This site is operated by a business or businesses owned by Informa PLC and all copyright resides with them. Informa PLC's registered office is 5 Howick Place, London SW1P 1WG. Registered in England and Wales. Number 3099067.
Meta challenges DeepMind with protein-folding AI model
by Ben Wodecki
AlphaFold2 rival trained on as many as 15 billion parameters
Researchers from Meta created an AI model that can accurately predict full atomic protein structures from a single sequence of a protein – helping to solve one of biology’s biggest challenges and taking on DeepMind’s ground-breaking model AlphaFold2.
Each living cell contains billions of proteins, which are molecular machines that control a body’s vital cell functions. And each protein consists of a string of amino acids arrayed like a necklace. A protein string ‘folds’ itself into a 3D shape based on the interactions of these amino acids, which then perform different tasks in the body such as carry oxygen in your blood from the lungs to body tissues.
Predicting a protein’s 3D structure could help to speed up drug discovery by replacing “slow, expensive” structural biology experiments with faster, cheaper computer simulations, among other benefits, according to research by the National Institutes of Health. It also helps scientists better understand the body especially since misfolded or abnormal proteins can lead to diseases.
Meta’s protein folding model is called ESMFold, or Evolutionary Scale Modeling. It was unveiled by Meta research scientist Alex Rives in a Twitter thread where he suggested the model’s accuracy levels were “competitive” with AlphaFold2. DeepMind’s model had a median accuracy of 92.4 Global Distance Test, which gauges the difference between predicted and the reference structure. The highest score is 100.
“ESMFold has similar accuracy to AlphaFold2 and RoseTTAFold for sequences with low perplexity that are well understood by the language model,” a research paper covering the new model reads. “ESMFold inference is an order of magnitude faster than AlphaFold2, enabling exploration of the structural space of metagenomic proteins in practical timescales.”
Meta plans to open source ESMFold in the future, according to research engineer Zeming Lin via Twitter.
Notably, Meta’s researchers did publish several pretrained language models for proteins on GitHub under an MIT license.

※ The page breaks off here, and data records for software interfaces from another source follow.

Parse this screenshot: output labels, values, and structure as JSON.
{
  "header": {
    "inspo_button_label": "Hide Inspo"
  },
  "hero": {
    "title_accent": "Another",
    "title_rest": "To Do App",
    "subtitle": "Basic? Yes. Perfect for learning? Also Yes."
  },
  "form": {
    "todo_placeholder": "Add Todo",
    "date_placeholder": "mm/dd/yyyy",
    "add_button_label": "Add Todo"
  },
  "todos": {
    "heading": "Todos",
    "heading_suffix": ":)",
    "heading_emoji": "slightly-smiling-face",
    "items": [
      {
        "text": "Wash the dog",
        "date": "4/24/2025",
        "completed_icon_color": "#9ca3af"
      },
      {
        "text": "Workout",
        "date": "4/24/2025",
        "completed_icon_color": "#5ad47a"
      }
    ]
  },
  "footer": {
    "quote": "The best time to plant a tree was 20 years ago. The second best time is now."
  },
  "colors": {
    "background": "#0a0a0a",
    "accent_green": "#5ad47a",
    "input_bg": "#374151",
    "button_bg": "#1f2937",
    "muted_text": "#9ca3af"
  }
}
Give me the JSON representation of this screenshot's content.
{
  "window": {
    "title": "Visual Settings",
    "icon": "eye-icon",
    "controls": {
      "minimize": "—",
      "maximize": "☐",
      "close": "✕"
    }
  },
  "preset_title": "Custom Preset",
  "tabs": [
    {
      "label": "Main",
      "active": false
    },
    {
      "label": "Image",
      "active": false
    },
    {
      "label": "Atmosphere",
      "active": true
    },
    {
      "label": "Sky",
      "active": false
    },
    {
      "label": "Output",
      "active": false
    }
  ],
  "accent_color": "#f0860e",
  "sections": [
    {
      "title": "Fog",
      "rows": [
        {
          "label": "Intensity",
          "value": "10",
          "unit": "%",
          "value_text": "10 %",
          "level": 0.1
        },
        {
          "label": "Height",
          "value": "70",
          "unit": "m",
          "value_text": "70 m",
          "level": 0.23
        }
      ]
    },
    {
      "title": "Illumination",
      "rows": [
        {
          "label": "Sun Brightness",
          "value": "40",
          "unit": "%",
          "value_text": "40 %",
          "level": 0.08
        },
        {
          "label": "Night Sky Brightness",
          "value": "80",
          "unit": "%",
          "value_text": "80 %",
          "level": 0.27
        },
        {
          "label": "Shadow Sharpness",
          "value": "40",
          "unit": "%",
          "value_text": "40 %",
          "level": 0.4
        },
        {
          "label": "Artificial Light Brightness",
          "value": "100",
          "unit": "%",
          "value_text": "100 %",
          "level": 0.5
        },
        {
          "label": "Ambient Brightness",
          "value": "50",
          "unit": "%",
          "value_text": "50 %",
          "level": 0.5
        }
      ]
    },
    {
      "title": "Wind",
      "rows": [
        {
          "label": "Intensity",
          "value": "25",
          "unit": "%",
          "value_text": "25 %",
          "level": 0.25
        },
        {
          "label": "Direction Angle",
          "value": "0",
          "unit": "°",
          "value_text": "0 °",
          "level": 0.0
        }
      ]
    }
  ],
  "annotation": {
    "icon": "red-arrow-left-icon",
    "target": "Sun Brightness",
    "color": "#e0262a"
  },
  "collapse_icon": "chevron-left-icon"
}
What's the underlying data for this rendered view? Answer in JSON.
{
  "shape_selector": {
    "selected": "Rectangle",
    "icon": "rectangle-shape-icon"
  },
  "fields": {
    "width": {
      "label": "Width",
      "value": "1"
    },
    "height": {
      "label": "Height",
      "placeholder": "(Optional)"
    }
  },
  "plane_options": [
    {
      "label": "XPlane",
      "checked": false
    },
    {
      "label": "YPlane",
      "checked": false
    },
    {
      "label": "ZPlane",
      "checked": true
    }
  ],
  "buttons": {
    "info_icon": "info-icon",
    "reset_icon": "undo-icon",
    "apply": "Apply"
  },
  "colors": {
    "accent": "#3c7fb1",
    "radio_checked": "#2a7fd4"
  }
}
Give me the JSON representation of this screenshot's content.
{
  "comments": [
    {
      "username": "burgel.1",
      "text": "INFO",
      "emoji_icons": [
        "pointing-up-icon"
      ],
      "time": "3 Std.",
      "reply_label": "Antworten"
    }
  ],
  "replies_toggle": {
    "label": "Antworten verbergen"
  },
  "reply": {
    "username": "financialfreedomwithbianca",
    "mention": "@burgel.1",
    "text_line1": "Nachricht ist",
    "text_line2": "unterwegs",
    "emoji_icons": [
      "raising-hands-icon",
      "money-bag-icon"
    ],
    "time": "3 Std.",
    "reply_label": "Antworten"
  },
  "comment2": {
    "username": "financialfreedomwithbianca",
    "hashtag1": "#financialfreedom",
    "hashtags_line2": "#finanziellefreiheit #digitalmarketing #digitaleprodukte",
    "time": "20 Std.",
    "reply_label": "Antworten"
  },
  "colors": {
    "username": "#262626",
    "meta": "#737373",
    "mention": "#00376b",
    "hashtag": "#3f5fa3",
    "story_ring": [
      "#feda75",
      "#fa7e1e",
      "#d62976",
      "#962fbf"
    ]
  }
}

Training at large scale
The Meta team took a page from large language models – such as Gato, GPT-3 and Bloom – that once scaled were able to yield new capabilities such as higher level reasoning and generating lifelike images.
While protein sequences have been used for training of language models, they were done on a smaller scale. With ESMFold, Meta trained proteins on large language models up to 15 billion parameters to see what it yielded. The team believe these are the “largest language models of proteins to be evaluated to date.”
The results? The team discovered that ESMFold yielded “high accuracy end-to-end atomic level structure prediction directly from the individual sequence of a protein.”
According to Lin, the three billion-parameter language model took three weeks to develop on 256 GPUs, and ESMFold took 10 days on 128 GPUs. The 15-billion version took around 45 days to train using 800 GPUs – though the research team suggested that GPU utilization was worse due to a slow internode connection.
Meta’s team found that as models are scaled, they learn information enabling the prediction of the three-dimensional structure of a protein at the resolution of individual atoms.
“As ESM2 processes a protein sequence, a picture of the protein’s structure materializes in its internal states that enables atomic resolution predictions of the 3D structure, even though the language model was only trained on sequences,” Rives explained.
“There are billions of protein sequences with unknown structure and function, many from metagenomic sequencing. ESMFold makes it feasible to map this structural space in practical timescales. We were able to fold a random sample of one million metagenomic sequences in a few hours.”
According to Rives, who also co-founded biotech company Fate Therapeutics, the newly unveiled model can “help to understand regions of protein space that are distant from existing knowledge.”
AlphaFold2 has a rival
The model Meta is challenging through ESMFold is Alphafold2, a deep-learning neural network that can accurately determine a protein’s 3D shape from its sequence of amino acids. The initial version was released in 2018, with Google-owned DeepMind publishing a second version in 2020 and a year later released the source code.
Also rivaling ESMFold is RoseTTaFold, an open source model developed by a biochemist team from the University of Washington.
AlphaFold2 can generate 3D structures of models slightly faster than RoseTTaFold, creating structures in minutes or hours, depending on the size of the protein. However, Meta’s AI team claims ESMFold’s inference speeds are faster than AlphaFold2. Meta also contends its model produces “more accurate atomic-level predictions” than AlphaFold2 or RoseTTAFold when they are artificially given a single sequence as an input.